San Pedro detention center loses accreditation

first_img AD Quality Auto 360p 720p 1080p Top articles1/5READ MOREGame Center: Chargers at Kansas City Chiefs, Sunday, 10 a.m.Citing agency policy, the official declined to release the inspection report or elaborate on why the facility failed the renewal inspection, done every three years. Immigration and Customs Enforcement spokeswoman Virginia Kice confirmed the lost accreditation, but said it was not related to detainee care – an issue that’s drawn criticism and lawsuits. “It was a facility maintenance issue,” said Kice, who declined to elaborate. Kice said the problem was corrected, and the agency planned to apply for reaccreditation early next year. The facility is still operating, and it was unclear what continued loss of accreditation could mean for it long-term. The immigration detention facility in San Pedro, one of several nationwide to come under scrutiny from immigrant and civil-rights groups, has lost its accreditation. The center houses several hundred illegal immigrants who have been detained by U.S. Immigration and Customs Enforcement and are facing deportation. The facility lost accreditation in August after failing to comply with mandatory standards, an official with the Alexandria, Va.-based American Correctional Association told The Associated Press. The official spoke on the condition of anonymity because he was not authorized to make public comments.

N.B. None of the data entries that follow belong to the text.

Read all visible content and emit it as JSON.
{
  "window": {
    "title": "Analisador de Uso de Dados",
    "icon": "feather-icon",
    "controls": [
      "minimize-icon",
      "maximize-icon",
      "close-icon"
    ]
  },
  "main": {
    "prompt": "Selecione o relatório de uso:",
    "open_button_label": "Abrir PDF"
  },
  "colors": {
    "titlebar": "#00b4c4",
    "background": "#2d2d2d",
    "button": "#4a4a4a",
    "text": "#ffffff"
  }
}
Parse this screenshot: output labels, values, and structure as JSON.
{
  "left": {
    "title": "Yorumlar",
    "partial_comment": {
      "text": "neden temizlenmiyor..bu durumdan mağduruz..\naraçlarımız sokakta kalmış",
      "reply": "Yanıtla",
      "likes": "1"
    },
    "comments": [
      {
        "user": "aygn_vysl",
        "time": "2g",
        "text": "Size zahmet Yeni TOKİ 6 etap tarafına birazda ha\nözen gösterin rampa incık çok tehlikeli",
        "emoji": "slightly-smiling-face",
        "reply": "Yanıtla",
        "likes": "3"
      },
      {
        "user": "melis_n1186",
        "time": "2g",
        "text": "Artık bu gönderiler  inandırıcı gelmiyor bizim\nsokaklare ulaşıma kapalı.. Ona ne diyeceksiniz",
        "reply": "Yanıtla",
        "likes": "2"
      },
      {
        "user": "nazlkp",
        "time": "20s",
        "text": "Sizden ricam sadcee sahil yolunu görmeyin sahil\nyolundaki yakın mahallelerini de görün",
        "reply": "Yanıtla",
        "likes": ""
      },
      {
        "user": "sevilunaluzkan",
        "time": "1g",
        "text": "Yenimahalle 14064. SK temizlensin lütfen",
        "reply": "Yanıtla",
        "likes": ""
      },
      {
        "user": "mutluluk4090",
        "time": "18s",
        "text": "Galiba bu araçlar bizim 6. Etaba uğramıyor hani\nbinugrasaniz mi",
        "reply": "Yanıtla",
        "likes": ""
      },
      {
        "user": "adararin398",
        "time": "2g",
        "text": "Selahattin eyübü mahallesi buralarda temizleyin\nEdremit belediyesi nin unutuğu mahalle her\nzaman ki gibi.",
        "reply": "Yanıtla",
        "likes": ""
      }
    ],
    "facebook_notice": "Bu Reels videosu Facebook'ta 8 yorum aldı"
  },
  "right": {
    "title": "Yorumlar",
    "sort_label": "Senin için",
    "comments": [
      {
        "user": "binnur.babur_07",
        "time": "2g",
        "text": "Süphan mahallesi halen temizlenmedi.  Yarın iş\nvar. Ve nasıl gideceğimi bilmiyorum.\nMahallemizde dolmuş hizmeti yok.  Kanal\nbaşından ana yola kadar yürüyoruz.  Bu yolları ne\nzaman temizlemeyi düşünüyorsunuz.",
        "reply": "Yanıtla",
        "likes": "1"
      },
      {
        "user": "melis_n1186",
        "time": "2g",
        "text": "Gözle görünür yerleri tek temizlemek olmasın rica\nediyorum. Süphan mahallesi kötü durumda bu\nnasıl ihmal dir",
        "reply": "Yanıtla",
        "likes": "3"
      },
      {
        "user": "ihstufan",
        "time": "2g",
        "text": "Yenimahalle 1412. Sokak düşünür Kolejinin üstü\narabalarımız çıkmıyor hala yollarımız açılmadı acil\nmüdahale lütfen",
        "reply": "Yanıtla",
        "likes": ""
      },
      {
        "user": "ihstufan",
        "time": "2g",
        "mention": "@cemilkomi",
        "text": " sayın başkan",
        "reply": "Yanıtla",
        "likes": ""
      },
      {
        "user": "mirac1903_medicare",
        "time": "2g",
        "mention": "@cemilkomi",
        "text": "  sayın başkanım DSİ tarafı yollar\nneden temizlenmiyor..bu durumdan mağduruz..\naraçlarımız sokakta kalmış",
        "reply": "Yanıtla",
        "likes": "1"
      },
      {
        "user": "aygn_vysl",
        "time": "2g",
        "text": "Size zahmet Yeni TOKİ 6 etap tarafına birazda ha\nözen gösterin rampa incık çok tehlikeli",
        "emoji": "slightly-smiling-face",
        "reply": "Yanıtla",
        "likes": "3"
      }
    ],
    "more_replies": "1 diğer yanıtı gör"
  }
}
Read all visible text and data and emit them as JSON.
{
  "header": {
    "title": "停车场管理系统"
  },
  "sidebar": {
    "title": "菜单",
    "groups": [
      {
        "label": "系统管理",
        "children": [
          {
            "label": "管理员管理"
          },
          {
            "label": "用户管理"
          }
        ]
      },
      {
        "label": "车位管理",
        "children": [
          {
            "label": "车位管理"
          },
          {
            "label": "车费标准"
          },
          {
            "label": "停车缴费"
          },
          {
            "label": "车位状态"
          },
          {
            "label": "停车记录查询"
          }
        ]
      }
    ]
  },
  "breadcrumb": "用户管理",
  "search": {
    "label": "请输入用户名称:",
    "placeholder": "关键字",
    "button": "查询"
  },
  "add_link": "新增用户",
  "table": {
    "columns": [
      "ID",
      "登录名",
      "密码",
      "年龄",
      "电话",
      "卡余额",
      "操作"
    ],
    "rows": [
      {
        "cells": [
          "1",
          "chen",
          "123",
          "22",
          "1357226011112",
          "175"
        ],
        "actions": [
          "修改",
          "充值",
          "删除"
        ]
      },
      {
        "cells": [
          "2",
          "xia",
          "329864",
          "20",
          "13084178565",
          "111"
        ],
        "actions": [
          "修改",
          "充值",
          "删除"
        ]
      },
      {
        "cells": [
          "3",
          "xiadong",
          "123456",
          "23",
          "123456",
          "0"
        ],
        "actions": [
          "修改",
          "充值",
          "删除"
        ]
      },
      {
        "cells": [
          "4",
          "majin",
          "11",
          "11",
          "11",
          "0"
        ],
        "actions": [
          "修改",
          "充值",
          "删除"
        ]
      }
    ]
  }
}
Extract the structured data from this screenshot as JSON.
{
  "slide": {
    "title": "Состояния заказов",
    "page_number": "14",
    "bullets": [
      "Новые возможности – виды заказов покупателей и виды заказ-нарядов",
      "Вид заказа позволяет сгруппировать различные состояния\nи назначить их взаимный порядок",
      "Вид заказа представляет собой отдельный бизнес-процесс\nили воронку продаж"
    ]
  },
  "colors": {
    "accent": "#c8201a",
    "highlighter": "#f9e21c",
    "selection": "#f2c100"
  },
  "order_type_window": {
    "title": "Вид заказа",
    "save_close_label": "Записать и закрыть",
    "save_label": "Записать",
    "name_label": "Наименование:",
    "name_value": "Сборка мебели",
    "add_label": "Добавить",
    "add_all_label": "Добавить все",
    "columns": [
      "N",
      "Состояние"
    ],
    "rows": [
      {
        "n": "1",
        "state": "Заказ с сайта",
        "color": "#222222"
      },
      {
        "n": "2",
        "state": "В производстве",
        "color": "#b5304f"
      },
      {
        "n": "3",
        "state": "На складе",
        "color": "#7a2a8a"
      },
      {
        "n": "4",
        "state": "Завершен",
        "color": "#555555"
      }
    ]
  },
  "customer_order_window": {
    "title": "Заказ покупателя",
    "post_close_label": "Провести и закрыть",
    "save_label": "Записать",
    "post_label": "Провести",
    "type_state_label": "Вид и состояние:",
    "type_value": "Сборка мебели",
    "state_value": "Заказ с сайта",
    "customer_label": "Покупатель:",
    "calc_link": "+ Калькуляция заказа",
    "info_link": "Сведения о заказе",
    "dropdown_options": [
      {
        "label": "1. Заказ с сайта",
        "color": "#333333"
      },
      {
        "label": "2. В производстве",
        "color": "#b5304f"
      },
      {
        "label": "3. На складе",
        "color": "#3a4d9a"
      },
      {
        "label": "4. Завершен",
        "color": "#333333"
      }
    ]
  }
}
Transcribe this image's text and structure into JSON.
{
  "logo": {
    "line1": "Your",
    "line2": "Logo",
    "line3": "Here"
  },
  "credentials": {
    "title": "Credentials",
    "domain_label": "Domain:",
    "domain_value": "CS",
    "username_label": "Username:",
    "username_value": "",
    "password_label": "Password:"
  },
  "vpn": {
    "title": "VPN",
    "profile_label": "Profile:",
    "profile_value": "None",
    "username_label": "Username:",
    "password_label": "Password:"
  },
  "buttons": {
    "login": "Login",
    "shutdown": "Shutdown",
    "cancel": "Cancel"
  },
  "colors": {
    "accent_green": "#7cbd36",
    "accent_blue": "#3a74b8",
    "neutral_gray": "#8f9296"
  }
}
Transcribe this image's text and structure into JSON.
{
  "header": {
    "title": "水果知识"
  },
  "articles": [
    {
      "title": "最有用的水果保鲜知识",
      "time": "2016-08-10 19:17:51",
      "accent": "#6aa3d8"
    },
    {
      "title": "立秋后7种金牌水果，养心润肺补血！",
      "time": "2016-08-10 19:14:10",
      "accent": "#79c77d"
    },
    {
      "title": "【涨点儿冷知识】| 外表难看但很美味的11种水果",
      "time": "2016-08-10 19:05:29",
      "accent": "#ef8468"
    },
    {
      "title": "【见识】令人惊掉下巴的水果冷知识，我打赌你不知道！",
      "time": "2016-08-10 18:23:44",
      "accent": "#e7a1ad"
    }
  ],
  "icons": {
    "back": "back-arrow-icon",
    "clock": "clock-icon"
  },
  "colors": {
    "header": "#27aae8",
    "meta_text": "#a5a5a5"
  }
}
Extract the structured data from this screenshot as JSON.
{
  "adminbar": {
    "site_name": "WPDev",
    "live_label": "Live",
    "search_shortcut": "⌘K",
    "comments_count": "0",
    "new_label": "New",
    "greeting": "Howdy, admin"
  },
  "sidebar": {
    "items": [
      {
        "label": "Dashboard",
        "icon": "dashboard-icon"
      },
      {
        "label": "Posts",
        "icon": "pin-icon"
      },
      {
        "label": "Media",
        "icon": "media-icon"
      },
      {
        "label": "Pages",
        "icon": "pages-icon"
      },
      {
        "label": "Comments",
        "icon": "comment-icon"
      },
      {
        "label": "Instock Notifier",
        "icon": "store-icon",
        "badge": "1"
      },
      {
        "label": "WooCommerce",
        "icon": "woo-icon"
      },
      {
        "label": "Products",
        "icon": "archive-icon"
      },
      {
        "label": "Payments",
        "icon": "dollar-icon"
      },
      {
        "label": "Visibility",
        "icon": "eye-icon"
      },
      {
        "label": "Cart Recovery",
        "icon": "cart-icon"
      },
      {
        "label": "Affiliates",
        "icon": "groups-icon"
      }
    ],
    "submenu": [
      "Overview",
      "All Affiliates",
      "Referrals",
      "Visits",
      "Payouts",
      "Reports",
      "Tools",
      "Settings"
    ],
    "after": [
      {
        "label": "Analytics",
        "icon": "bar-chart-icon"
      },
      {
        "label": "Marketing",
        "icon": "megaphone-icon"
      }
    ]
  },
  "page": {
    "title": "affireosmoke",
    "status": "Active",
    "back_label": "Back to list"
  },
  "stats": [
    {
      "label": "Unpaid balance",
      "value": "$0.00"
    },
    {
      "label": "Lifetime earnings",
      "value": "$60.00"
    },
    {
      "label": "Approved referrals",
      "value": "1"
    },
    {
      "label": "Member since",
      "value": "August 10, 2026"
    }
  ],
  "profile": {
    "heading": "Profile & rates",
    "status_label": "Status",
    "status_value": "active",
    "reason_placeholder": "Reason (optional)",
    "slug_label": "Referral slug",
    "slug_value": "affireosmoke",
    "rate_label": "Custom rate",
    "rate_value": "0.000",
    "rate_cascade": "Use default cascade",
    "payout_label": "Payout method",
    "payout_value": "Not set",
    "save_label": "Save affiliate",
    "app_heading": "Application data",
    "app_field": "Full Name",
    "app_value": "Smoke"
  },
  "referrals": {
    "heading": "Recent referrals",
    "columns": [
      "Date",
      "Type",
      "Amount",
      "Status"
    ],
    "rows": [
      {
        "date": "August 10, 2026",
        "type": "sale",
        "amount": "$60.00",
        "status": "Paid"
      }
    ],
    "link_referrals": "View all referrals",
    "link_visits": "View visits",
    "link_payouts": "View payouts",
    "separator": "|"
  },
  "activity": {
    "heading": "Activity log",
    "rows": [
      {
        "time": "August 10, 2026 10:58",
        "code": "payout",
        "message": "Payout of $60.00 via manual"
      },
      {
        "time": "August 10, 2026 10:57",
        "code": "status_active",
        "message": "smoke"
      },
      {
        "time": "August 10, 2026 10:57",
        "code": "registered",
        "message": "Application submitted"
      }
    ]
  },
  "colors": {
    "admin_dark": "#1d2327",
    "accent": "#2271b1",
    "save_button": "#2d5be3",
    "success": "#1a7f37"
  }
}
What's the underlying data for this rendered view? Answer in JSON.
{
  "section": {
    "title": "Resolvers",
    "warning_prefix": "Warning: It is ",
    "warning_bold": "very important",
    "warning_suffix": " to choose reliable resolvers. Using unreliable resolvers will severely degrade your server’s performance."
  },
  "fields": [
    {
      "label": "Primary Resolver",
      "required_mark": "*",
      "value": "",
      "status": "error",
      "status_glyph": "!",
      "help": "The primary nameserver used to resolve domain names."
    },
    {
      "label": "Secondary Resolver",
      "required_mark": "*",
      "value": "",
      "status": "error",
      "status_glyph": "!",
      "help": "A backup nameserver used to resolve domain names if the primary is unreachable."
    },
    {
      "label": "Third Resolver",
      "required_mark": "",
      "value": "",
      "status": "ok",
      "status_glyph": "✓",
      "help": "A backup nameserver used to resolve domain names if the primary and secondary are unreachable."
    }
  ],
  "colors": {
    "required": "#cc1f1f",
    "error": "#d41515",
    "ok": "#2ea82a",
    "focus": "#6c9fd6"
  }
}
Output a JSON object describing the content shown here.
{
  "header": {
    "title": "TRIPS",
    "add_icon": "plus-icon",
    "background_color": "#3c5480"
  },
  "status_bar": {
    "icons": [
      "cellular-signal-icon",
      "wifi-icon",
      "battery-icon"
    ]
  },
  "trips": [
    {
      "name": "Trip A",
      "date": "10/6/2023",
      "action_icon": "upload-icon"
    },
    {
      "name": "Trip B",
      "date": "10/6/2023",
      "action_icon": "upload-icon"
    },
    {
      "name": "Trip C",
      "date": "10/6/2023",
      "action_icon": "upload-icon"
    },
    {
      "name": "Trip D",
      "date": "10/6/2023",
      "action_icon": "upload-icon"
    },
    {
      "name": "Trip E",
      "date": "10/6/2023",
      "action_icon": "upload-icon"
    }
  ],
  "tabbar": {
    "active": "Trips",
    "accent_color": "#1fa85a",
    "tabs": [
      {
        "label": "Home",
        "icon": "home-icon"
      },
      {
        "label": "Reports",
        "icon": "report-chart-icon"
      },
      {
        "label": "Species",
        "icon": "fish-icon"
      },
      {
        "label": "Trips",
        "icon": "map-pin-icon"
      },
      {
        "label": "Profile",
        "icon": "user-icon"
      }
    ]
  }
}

Accreditation is important for immigration and other correctional facilities because it shows that national standards of care have been met, provides arguments against lawsuits and can reduce liability and insurance costs. Ranjana Natarajan, an attorney with the American Civil Liberties Union of Southern California, said immigration facilities strive for accreditation, so having it revoked was significant. “We don’t yet know the specific reason” for losing it, she said. “But we do know there are serious problems at San Pedro.” The San Pedro facility came under sharp criticism last summer when a transgender Mexican immigrant with AIDS being housed there died while in custody. The family claimed Victor Arellano was improperly denied medical attention, a contention immigration officials rejected. In recent years, the ACLU and other groups have sued ICE over several detention facility issues, ranging from alleged inadequate access to health care to prolonged detention. A lawsuit filed by the ACLU in June, aiming to stop immigration authorities from forcibly drugging deportees, cited an immigrant allegedly drugged at the San Pedro facility.160Want local news?Sign up for the Localist and stay informed Something went wrong. Please try again.subscribeCongratulations! You’re all set!last_img read more